Bolt started a summer competition in Amsterdam this week in which taxi drivers can win weekly cash prizes in July and August if they drive many trips via the Bolt platform. At the end of the period, the three best drivers also receive top prizes in the overall classification. Bolt says he wants to reward loyal drivers with the competition. The FNV union calls the initiative dangerous.
The entire prize pool for the so-called Bolt Super League is large 26. euros. The main prize in the overall ranking is 7.500 euros. A weekly winner will receive 1.500 euros. There are also weekly prizes for those who finish in second through eighth place.
The competition is based on points. Drivers logged into the Bolt platform can earn points for successfully completed journeys. The condition is that they drive at least ten hours a week for the platform. This year the focus is on Amsterdam. Other cities where Bolt is active may follow in the future.
Reward drivers The initiative is not specifically intended to attract new drivers, says Lars Speekenbrink, country manager Netherlands at Bolt. “We would like to reward our most active drivers during the summer period within the financial possibilities that we have.”
When asked whether Bolt could not do better to raise the rates, Speekenbrink answered that in the past has happened for years. “If you look at the price level we are at now, that is already 26 percent higher than two years ago. We try to find the right balance between supply and demand. It is not necessarily the case that a driver will earn more if prices go up. It is ultimately about what you get per kilometer, but also how many trips you can actually drive. We look for a certain regularity to adjust the prices, depending on supply and demand. But in the end, a driver must of course drive profitably per kilometer.”
Health Bolt states in the conditions that health and safety comes first in the competition. Drivers are not allowed to drive more than an average of ten hours a day in order to participate. Speekenbrink acknowledges that it is of course not healthy for drivers to push the limits and work more than fifty to sixty hours a week just to qualify for the prizes. Bolt evaluates at least weekly and will address drivers about it, he says.
“But the reality is that we don’t have drivers who do that. We have, of course, looked at that before. So far we haven’t seen that, so I don’t expect that to happen.”
‘Dangerous’ FNV is very skeptical about the Bolt Super League. “It’s really dangerous,” said driver Amrit Sewgobind. “I do have concerns about that. It encourages unsafe driving.” He recalls a series of serious accidents involving Uber taxis several years ago. After that, the Municipality of Amsterdam and Uber made agreements to improve road safety in the city.
Aside from safety, Sewgobind fears the Bolt competition will rush drivers. “It is a way to manage performance and to display a certain behaviour. Driving a taxi is not a game to which you have to link a bonus system, but a serious profession in which safety must come first.” He believes that the drivers should receive a good hourly wage for all the time worked and not just for certain journeys.

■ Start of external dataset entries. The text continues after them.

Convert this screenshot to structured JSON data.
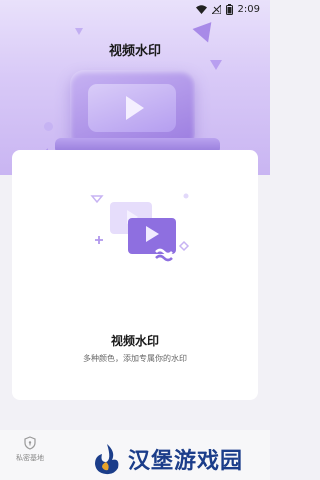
{
  "status_bar": {
    "time": "2:09",
    "icons": [
      "wifi-icon",
      "no-signal-icon",
      "battery-icon"
    ]
  },
  "header": {
    "title": "视频水印"
  },
  "card": {
    "title": "视频水印",
    "subtitle": "多种颜色，添加专属你的水印"
  },
  "bottom_nav": {
    "items": [
      {
        "label": "私密基地",
        "icon": "shield-icon"
      }
    ]
  },
  "watermark": {
    "text": "汉堡游戏园"
  },
  "colors": {
    "accent": "#9b7ce0",
    "hero_top": "#e9e1fb",
    "hero_bottom": "#c9b5f2"
  }
}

Uber The union is generally critical of platform work. Last month, FNV filed a lawsuit against Uber. The union demanded a penalty of 100.26 euros from the court for each day that taxi company Uber does not comply with a court ruling from last September. In it, the court in Amsterdam ruled that Uber drivers are employees and that the taxi collective agreement must therefore be complied with. In turn, Uber went to court to demand from the Ministry of Social Affairs that the collective labor agreement for taxi transport no longer applies to the entire sector. Judgments in both cases are expected in the course of this month and early next month.